Degree Type


Date of Award


Degree Name

Doctor of Philosophy


Educational Leadership and Policy Studies

First Advisor

Larry H. Ebbers


Negative body image is pervasive among traditional, college-age women and takes a heavy toll on women's economic, personal, and political lives. Previous research has indicated that a large percentage of women hold negative views of their body. Women embarking on higher education are not exempt from these negative views. Conversely, college can pose challenges for women as they attempt to negotiate their academic, public, and personal identities.

While existing literature has provided insight regarding body-image issues among traditional-aged college women, little attention has been focused on the protective factors influencing body image. Addressing dissatisfaction with body image and identifying positive protective factors is especially salient for college personnel, given that women of college-age have been noted to be at high risk for social, physical, and mental health issues associated with body image.

The purpose of this qualitative study was to explore how young women come to understand body image and make meaning of their own body image in the college environment. This study also examined the role of protective factors in the formation of young women's body image. Four themes emerged as influential in the participants' lives: relationships with female relatives and peers; media influence; participation in athletics; and relationships with people with disabilities. A new model was developed in this study to explain how young women may potentially come to understand their body image and make meaning of body image in the college environment.

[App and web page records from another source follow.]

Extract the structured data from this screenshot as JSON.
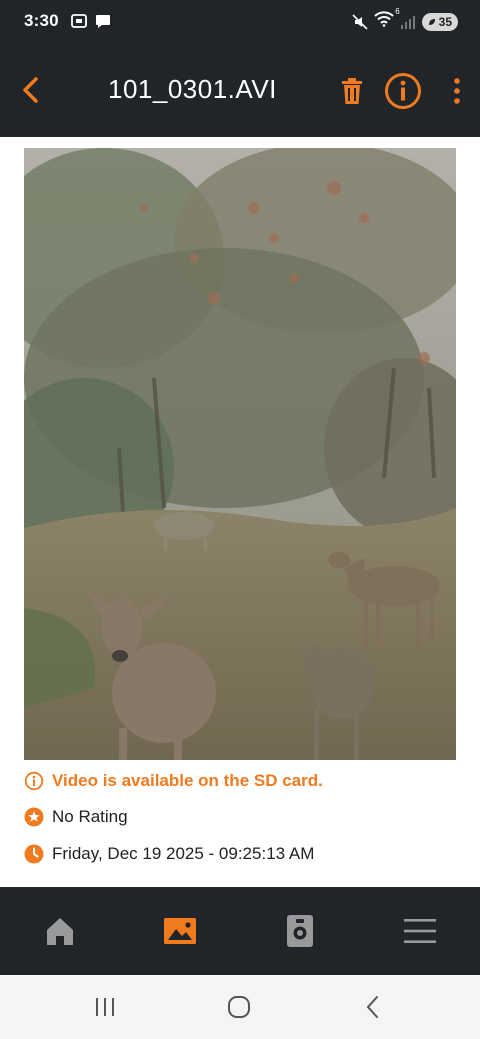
{
  "status_bar": {
    "time": "3:30",
    "battery": "35",
    "wifi_badge": "6"
  },
  "app_bar": {
    "title": "101_0301.AVI"
  },
  "details": {
    "sd_notice": "Video is available on the SD card.",
    "rating": "No Rating",
    "datetime": "Friday, Dec 19 2025 - 09:25:13 AM"
  },
  "colors": {
    "accent": "#f07a1f",
    "bar_bg": "#212428",
    "icon_gray": "#9a9a9a"
  },
  "icons": {
    "back": "chevron-left-icon",
    "delete": "trash-icon",
    "info": "info-circle-icon",
    "more": "more-vertical-icon",
    "nav_home": "home-icon",
    "nav_gallery": "photo-gallery-icon",
    "nav_camera": "trail-camera-icon",
    "nav_menu": "hamburger-menu-icon"
  },
  "bottom_nav": {
    "active": "gallery"
  }
}
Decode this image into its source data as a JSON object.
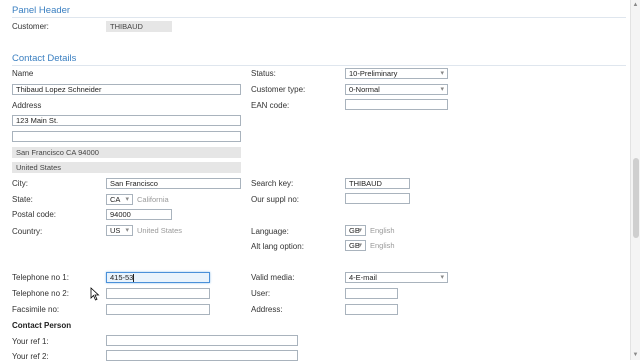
{
  "panel": {
    "title": "Panel Header",
    "customer_label": "Customer:",
    "customer_value": "THIBAUD"
  },
  "contact": {
    "title": "Contact Details",
    "name_label": "Name",
    "name_value": "Thibaud Lopez Schneider",
    "address_label": "Address",
    "address_line1": "123 Main St.",
    "address_line2": "",
    "address_readonly1": "San Francisco CA 94000",
    "address_readonly2": "United States",
    "city_label": "City:",
    "city_value": "San Francisco",
    "state_label": "State:",
    "state_code": "CA",
    "state_name": "California",
    "postal_label": "Postal code:",
    "postal_value": "94000",
    "country_label": "Country:",
    "country_code": "US",
    "country_name": "United States",
    "status_label": "Status:",
    "status_value": "10-Preliminary",
    "customer_type_label": "Customer type:",
    "customer_type_value": "0-Normal",
    "ean_label": "EAN code:",
    "ean_value": "",
    "search_key_label": "Search key:",
    "search_key_value": "THIBAUD",
    "our_suppl_label": "Our suppl no:",
    "our_suppl_value": "",
    "language_label": "Language:",
    "language_code": "GB",
    "language_name": "English",
    "alt_lang_label": "Alt lang option:",
    "alt_lang_code": "GB",
    "alt_lang_name": "English",
    "tel1_label": "Telephone no 1:",
    "tel1_value": "415-53",
    "tel2_label": "Telephone no 2:",
    "tel2_value": "",
    "fax_label": "Facsimile no:",
    "fax_value": "",
    "valid_media_label": "Valid media:",
    "valid_media_value": "4-E-mail",
    "user_label": "User:",
    "user_value": "",
    "address2_label": "Address:",
    "address2_value": ""
  },
  "contact_person": {
    "title": "Contact Person",
    "ref1_label": "Your ref 1:",
    "ref1_value": "",
    "ref2_label": "Your ref 2:",
    "ref2_value": ""
  }
}
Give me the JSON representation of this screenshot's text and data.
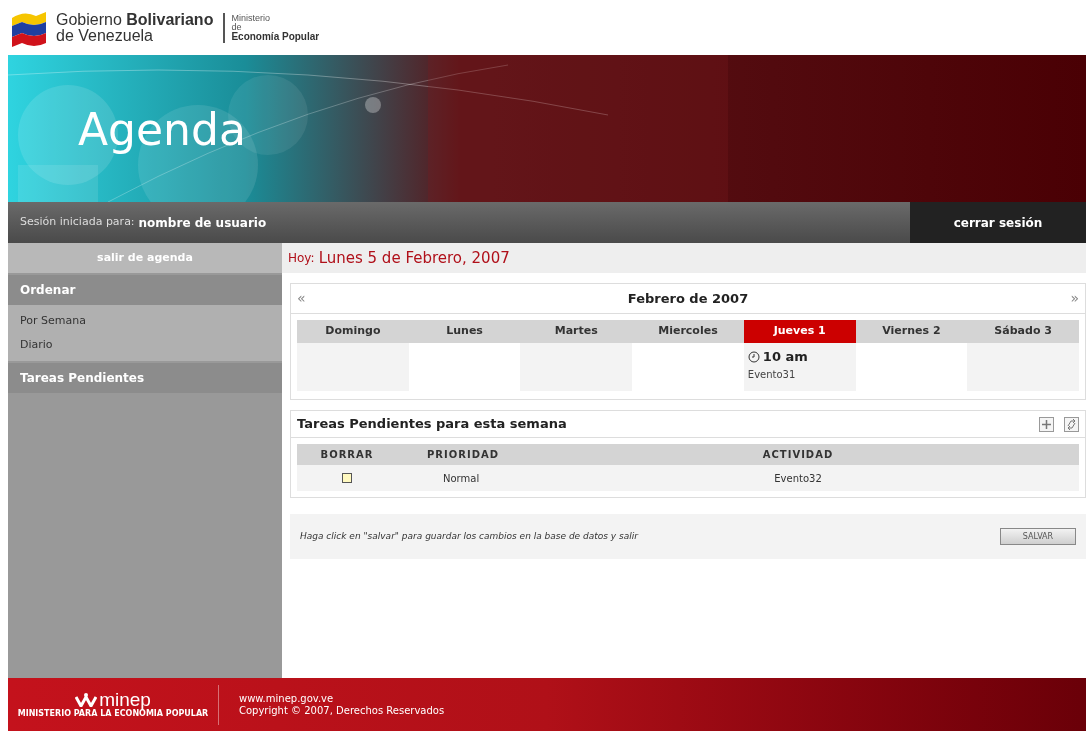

Copyright Owner

Chrystal Ann Stanley



File Format


File Size

147 pages